The past few weeks have been trying for the airline industry: passengers stung by scorpions, passengers being drug off the plane, #legginsgate and thousands of cancelled flights at ATL due to storms. While reading and adhering to dress codes and following airline personnel requests – however inconvenient they may be – might have helped avoid some of these scenarios, there’s absolutely nothing we can do to prevent a delayed flight, or even flight cancellations, due to weather. But we can take certain actions after the event. In any case, the last thing we should do is to lose our cool, even if airline representatives aren’t able to fully accommodate our needs or wants.
How To Deal With Flight Cancellations
Flight cancellations can be some of the most frustrating travel events. Depending on the situation, a cancelled flight could derail the entire vacation. But following a few steps, in order, could help mitigate the damage done. Please note that this guide is intended for leisure travel, business travelers should coordinate cases of flight disruptions with their employer and follow company policy.
Whenever booking a flight, it’s always a good idea to download the airline app and to log in. Not only does this give you access to very convenient mobile boarding passes, but more importantly, it keeps you up to date on flight updates. Another good practice is to sign up for text message updates. Either way, as soon as you learn of the flight cancellation, get online or on the app and try to reschedule your flight. Whenever possible, airlines try to offer alternatives online for you to book directly. This feature, however, is not always available and it’s a good idea to call the airline simultaneously and to get in queue.
Call Airline That Operates Flight
While you’re in the process of rebooking online, you should already be in line to talk to a representative of the airline that operated the flight. That means, if you’ve used Air France/KLM Flying Blue miles to book a Delta operated flight from ATL to FRA, call Delta Airlines. It was their flight that was affected, for whatever reason, so they should find you another way to get you to your destination. In case of an international flight, you also have the option of contacting the airline’s hotline in the country of your destination. The recent storm in Atlanta caused such a flight disruption that the US Delta hotline was completely overwhelmed and some passengers never got through to customer service or reservations. But Delta hotlines in other countries were unaffected by this and operated as usual.

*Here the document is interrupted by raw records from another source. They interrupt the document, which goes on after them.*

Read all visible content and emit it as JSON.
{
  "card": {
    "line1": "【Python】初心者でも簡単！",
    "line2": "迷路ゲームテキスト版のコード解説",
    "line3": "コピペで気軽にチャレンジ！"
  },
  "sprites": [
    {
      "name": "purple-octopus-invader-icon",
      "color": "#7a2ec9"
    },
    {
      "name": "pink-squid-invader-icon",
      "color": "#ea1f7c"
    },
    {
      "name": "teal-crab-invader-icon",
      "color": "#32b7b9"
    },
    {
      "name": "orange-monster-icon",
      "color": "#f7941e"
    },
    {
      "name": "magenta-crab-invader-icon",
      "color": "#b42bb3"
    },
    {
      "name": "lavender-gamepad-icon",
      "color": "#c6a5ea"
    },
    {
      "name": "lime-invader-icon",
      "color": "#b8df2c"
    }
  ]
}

Call Airline Or Travel Agency You Used For Booking
If you were still unable to receive help, go ahead and contact the airline or travel company you used to book the flight originally. The reason I do not advise to contact them initially is because their resources could be limited, and they’ll usually ask you if you already talked to the airline that was supposed to operate the flight. In the case of booking with Flying Blue for instance, they will do everything they can to find you a new flight, but since Flying Blue is an airline frequent flyer program, their computer systems generally limit them to finding you an award space. This is even the case if they need to completely outsource and search for a flight outside of the Flying Blue/SkyTeam network to get you to your destination. You can provide them with a flight number and date for a flight you’d like to be booked on and chances are that the representative on the phone won’t even find it in the system.
As you’re searching for a new flight online and waiting in queue to talk to customer service/reservations, get on Twitter and contact any airline or travel agency that was involved in booking or carrying out the flight. Replies may come at a delay, but you want as many shots at talking to the airline as possible. Facebook is another great tool to get a flight rebooked.

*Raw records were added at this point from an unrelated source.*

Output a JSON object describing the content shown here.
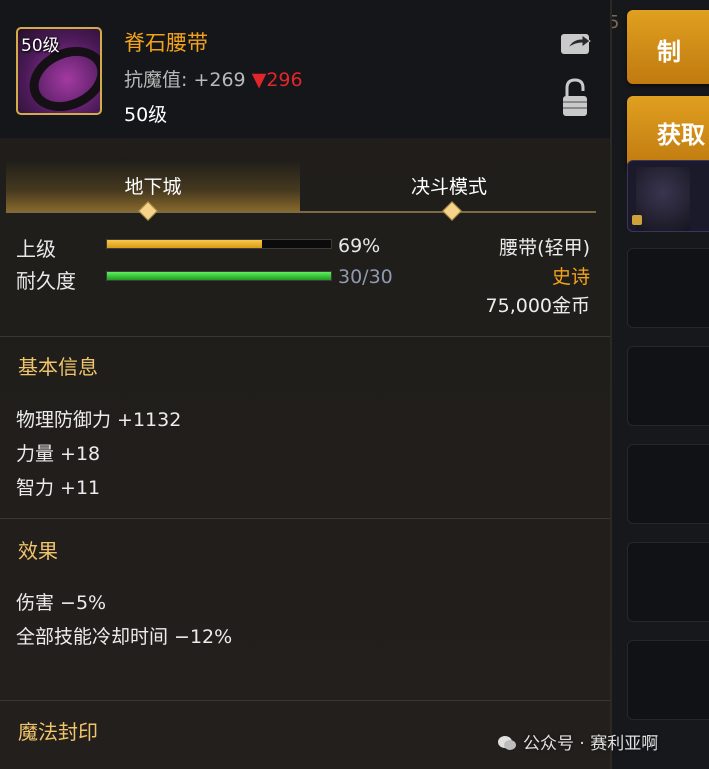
{
  "sidebar": {
    "top_glyph": "5",
    "make_button": "制",
    "obtain_button": "获取"
  },
  "item": {
    "level_badge": "50级",
    "name": "脊石腰带",
    "resist_label": "抗魔值:",
    "resist_value": "+269",
    "resist_down_arrow": "▼",
    "resist_down": "296",
    "level": "50级"
  },
  "tabs": [
    {
      "label": "地下城",
      "active": true
    },
    {
      "label": "决斗模式",
      "active": false
    }
  ],
  "progress": {
    "upgrade_label": "上级",
    "upgrade_percent": 69,
    "upgrade_text": "69%",
    "durability_label": "耐久度",
    "durability_current": 30,
    "durability_max": 30,
    "durability_text": "30/30"
  },
  "meta": {
    "type": "腰带(轻甲)",
    "rarity": "史诗",
    "price": "75,000金币"
  },
  "sections": {
    "basic": {
      "title": "基本信息",
      "stats": [
        "物理防御力 +1132",
        "力量 +18",
        "智力 +11"
      ]
    },
    "effects": {
      "title": "效果",
      "stats": [
        "伤害 −5%",
        "全部技能冷却时间 −12%"
      ]
    },
    "seal": {
      "title": "魔法封印"
    }
  },
  "watermark": "公众号 · 赛利亚啊",
  "colors": {
    "gold": "#f3a31b",
    "epic": "#f3a31b",
    "upgrade_bar": "#f0b52a",
    "durability_bar": "#3bd03b",
    "resist_down": "#e0262b",
    "section_title": "#efc46a"
  },
  "icons": {
    "share": "share-icon",
    "lock": "lock-icon",
    "item": "belt-item-icon",
    "wechat": "wechat-icon"
  }
}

If all else fails, go to the airport. The airline will have representatives there that will be able to assist you. In fact, depending on the proximity to the local airport and the time of the day, feel free to immediately skip to this step. Just make sure to bring your luggage, because you never know what flight you may be offered. I’ve been in situations where I talked to a supervisor at the check-in counter about my cancelled flight while finally receiving a reply on Twitter from the airline I used for booking. Now my biggest problem in life was to pick between the two flights I’d been offered. I can think of worse situations to be in.

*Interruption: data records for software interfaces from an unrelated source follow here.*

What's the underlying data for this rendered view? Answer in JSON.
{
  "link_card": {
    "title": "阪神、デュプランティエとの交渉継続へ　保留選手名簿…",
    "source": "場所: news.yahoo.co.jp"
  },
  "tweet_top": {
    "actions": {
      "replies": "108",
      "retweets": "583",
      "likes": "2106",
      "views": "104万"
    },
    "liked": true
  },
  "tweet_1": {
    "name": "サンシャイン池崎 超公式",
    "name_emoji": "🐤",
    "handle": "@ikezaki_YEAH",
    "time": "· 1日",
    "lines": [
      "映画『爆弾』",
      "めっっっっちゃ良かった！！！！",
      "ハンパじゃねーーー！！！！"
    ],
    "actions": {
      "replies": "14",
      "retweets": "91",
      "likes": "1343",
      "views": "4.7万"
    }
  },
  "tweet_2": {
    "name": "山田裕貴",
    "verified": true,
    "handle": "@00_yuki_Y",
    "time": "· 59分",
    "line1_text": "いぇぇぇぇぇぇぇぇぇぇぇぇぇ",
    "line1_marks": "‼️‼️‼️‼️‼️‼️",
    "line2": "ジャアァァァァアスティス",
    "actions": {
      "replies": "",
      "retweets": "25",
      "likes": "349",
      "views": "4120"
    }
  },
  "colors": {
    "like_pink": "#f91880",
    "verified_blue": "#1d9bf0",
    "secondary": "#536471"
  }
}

In case of a flight cancellation, the key is to be as flexible as possible. You may not fly in your preferred class or on the same day even. Instead of a non-stop flight, you may now have a layover or two. The important thing is that you make it to your destination safely. Keep your frustration to a minimum. The last thing an airline wants to do is to cancel flights, so when they do, it’s usually due to weather or for mechanical reasons. Either way, it’s probably a good thing that it was discovered pre-flight and not mid-air, so don’t be too upset.
What was your worst travel experience due to flight cancellations or delay?